As I grew up in foster care, I was taken away from my sisters and my extended family, to never hear from them again or know their whereabouts and taken to mainly non-Indigenous placements. During my time in the system, I had 17 different placements. I lost my sense of belonging, purpose, hope, love and importantly my Aboriginal culture.
I was placed into many different strangers’ homes and told to love them. I was told they were going to be my new happy family, but it was far from it. A lot of the people who took me in were in it for the wrong reasons. Loving and caring towards the systems eyes, and then later abusive to me. There were times when I would often come home from school, drop my bag down and the carer would be inches from my face screaming, “Isaiah, you will never amount to anything, nobody wants you!” and that “You are going to end up just like your parents, a nobody thrown into the criminal justice system, where you belong”. I was told this daily from the age of seven until my teenage years. There were days my younger sister and I would be locked out of the house for the entire day left without any food, water and when we would tell the carer we were hungry we would be told we were spoilt kids and then we would be physically abused.

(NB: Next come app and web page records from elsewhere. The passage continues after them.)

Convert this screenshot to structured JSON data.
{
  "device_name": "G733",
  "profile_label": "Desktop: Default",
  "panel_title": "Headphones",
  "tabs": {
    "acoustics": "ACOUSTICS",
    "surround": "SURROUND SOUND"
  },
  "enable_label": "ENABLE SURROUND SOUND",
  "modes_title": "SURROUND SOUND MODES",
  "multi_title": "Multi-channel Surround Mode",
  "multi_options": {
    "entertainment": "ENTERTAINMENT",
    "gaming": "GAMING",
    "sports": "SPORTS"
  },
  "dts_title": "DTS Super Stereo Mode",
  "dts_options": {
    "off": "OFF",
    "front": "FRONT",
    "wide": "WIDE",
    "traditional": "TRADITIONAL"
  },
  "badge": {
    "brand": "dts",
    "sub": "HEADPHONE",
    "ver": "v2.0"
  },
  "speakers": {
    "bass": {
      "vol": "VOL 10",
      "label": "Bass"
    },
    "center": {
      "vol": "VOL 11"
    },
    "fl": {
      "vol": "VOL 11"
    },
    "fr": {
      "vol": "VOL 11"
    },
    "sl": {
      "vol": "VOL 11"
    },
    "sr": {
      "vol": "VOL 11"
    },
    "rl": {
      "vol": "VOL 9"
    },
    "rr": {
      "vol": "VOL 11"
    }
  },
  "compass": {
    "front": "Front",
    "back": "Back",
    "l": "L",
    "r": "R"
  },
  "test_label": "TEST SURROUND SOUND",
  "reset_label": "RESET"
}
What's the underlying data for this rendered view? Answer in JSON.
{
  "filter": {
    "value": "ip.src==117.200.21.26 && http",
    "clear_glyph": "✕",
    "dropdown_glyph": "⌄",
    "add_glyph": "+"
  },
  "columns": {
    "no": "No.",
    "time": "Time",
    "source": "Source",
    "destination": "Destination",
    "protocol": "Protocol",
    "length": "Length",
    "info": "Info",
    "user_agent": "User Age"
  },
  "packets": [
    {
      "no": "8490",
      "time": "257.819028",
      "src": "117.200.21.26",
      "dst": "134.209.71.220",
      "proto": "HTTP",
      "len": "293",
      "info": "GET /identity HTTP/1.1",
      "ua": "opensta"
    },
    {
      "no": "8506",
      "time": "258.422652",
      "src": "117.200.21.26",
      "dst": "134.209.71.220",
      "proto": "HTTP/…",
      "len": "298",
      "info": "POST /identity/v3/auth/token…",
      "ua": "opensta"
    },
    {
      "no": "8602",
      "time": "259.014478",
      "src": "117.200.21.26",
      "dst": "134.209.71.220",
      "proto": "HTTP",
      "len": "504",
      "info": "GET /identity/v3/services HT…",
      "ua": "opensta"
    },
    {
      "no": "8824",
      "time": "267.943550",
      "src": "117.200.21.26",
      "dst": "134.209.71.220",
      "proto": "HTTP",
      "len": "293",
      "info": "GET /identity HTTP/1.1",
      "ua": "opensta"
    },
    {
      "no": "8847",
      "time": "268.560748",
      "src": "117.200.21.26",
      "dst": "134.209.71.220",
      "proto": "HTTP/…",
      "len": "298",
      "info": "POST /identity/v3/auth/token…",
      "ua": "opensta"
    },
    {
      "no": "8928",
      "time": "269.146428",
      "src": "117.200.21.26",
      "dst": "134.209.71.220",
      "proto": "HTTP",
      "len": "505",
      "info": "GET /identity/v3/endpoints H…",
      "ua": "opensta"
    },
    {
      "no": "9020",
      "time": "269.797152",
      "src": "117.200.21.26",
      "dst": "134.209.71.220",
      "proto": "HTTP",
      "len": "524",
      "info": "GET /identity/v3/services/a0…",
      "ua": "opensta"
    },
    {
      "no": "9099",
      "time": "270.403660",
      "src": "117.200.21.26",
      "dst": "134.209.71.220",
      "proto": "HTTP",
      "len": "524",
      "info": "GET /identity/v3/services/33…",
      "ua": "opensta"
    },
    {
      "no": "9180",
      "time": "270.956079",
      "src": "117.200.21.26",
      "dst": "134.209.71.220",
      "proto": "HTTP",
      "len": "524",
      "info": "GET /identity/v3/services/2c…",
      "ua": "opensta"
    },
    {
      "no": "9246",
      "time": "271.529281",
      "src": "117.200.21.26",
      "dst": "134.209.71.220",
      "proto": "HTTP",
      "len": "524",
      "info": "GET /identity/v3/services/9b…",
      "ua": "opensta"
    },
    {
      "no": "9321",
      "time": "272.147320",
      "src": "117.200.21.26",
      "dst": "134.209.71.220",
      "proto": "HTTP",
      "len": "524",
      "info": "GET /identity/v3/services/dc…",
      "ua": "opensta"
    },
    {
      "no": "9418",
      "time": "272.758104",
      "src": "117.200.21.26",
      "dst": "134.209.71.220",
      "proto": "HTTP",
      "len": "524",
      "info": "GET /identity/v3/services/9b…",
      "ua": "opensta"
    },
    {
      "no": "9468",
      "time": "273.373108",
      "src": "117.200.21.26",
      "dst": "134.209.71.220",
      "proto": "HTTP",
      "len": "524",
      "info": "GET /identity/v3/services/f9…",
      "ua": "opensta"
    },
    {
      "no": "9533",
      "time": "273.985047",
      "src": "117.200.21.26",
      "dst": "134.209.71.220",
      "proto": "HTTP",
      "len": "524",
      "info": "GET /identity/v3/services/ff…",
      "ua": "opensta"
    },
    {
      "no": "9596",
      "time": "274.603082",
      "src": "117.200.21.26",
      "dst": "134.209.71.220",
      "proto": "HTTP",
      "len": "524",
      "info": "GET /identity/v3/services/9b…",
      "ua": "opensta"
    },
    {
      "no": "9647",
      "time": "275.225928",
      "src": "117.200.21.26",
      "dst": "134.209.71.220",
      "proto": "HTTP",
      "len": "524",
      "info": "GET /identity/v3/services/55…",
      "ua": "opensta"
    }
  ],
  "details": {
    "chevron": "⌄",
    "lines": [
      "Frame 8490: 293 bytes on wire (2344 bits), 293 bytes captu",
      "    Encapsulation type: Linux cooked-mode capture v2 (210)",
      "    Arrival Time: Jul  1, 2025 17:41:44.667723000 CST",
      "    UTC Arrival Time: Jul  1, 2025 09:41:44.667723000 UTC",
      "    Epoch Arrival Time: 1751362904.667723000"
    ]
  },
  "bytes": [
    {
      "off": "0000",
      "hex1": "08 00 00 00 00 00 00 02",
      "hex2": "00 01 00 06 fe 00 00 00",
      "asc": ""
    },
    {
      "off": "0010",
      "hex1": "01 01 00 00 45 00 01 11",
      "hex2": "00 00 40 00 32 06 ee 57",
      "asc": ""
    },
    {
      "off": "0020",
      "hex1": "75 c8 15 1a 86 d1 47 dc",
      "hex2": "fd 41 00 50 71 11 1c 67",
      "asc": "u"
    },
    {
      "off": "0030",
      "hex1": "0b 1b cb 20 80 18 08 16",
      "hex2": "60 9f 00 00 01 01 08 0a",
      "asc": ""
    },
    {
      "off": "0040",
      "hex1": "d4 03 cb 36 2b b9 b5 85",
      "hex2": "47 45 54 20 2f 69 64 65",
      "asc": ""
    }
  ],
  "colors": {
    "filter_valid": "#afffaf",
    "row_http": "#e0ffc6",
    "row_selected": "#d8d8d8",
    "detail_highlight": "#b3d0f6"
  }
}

I had many suicidal thoughts when I was in care and when I couldn’t escape and run away from my placement. I felt as if I was left to rot in the system and that absolutely no one cared about me. But the one thing that kept me from running away was knowing that I would be leaving my younger sister alone, and she would have no one to protect her. We were lucky enough to be reunited when I was six-years-old. And ever since the struggle we were faced with daily, we used to say, “it is you and me, against the world”. We didn’t have any protection, safety, mum or dad, love, or moral support when days got tough, we never had a normal day growing up. All we had was each other.